You may be asking yourself just how many animals can possibly be treated in one year. Well, the numbers are pretty staggering. In 2014 alone AIWC admitted 1,637 wild animals and helped hundreds more through consultations and assistance with the public. Birds made up the largest percentage of AIWC’s patients, accounting for 83% of all the animals admitted in 2014. Mammals made up the other 17%, as there weren’t any reptiles or amphibians in their care last year. Those numbers are likely to change in 2015, however, as there was an injured Tiger Salamander at the Institute when I visited last month. In addition, they fielded over 5,000 wildlife-related phone calls and presented to more than 3,600 members of the public. During peak season (June and July) AIWC could have between 200 and 300 animals in their care, each with their own set of treatment protocols and feeding and handling requirements. Throughout their history, AIWC has admitted over 130 different species, so they are more than qualified to handle the needs of a wide variety of wildlife. They have to be prepared for anything as it’s unknown just what will arrive at their door.
In addition to AIWC there are six other rehabilitation centres spread across the province. The Cochrane Ecological Institute (CEI) and the Calgary Wildlife Rehabilitation Society are two that AIWC works closely with to provide the best care for their wild patients. An example of this mutual relationship would be if AIWC had a lone fox kit in their care and they learned that CEI also happened to have fox kits, AIWC could transfer their fox to CEI so the kit could be raised with members of its own species.
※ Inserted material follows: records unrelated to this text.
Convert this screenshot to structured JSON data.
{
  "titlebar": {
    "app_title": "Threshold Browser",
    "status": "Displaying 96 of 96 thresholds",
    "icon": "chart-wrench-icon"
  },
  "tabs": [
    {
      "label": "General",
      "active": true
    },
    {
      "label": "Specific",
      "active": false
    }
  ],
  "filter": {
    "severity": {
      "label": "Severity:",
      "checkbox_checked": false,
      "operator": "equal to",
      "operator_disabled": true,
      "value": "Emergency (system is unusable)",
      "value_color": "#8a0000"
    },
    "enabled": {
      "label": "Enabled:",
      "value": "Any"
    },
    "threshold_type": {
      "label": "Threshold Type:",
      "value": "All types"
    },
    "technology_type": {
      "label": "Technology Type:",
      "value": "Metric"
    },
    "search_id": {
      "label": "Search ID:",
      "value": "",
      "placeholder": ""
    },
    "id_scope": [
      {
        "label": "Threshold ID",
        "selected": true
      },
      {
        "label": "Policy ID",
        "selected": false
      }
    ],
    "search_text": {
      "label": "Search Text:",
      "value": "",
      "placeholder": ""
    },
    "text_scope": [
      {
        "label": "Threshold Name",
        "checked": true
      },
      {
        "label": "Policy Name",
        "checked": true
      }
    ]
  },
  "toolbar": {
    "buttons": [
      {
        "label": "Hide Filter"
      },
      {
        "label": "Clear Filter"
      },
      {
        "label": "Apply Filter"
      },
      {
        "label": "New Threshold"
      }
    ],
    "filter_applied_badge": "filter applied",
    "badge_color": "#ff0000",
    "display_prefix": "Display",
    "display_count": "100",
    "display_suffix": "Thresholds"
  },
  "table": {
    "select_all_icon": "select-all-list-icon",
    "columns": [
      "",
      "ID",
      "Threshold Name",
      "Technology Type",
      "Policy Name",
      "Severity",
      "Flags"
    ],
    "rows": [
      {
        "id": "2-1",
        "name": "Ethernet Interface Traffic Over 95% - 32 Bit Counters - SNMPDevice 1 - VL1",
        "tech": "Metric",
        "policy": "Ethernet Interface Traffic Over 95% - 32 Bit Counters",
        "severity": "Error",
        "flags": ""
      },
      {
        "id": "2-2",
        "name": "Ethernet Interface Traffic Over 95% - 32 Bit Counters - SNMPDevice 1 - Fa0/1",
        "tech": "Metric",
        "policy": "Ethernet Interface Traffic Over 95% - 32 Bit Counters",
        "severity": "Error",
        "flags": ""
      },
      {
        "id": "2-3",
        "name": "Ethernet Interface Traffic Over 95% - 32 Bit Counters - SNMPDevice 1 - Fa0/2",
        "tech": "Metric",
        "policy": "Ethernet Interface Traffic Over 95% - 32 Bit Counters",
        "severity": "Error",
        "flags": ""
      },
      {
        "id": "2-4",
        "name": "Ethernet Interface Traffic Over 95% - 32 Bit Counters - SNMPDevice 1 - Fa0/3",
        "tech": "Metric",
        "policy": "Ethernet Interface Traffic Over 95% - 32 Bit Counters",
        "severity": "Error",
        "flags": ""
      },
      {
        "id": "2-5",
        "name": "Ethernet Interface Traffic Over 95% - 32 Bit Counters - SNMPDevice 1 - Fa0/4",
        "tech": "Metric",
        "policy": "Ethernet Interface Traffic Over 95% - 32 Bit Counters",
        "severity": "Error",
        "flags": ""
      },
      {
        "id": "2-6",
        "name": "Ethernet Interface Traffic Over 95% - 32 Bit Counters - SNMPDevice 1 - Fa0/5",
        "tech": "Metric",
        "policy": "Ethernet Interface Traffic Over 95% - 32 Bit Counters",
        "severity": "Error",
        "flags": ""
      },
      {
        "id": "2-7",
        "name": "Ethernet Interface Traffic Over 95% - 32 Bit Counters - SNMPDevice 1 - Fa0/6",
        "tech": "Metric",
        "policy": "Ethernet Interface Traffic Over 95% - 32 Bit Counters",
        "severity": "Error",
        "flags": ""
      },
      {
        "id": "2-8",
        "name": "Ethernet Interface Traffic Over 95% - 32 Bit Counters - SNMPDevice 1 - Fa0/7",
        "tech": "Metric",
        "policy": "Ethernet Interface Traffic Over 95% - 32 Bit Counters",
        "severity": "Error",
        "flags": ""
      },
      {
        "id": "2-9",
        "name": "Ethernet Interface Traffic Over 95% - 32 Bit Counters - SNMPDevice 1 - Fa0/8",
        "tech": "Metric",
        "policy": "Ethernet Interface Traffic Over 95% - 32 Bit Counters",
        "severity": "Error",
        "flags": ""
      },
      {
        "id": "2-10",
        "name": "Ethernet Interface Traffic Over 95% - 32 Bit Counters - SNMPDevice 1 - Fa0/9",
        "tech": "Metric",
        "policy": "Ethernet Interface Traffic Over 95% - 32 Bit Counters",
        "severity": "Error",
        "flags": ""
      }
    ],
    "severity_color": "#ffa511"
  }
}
The work of AIWC’s staff and volunteers is unheralded, yet so very important. They speak for those that cannot advocate for themselves. Many people question the decision to rehabilitate wild animals, arguing to let nature take it’s course, but when injuries are caused by unnatural things it’s our responsibility to get involved. As a non-profit organization, AIWC rely’s solely on donations in order to operate. There are many ways to support the work of AIWC’s dedicated team. Please visit their support page to learn more. They also have an ever-growing wish list of items that are vital to continuing operations. For additional information or to stay connected please visit their website, ‘Like’ them on Facebook, and follow them on Twitter and Instagram. For further information about rehabilitating wildlife in Alberta please visit the Alberta Wildlife Rehabilitators’ Association website.
I would also like to take this time to thank Holly Duvall for all the great information and the wonderful tour of AIWC’s facility. Without you this story wouldn’t have been possible!
About this column:
Wild Jobs is a running series that focuses on people in outdoor-related professions. It provides a brief snapshot of their career and the duties that it entails. Please see my previous post, Wild Jobs Part One: Wildlife Biologist to learn more.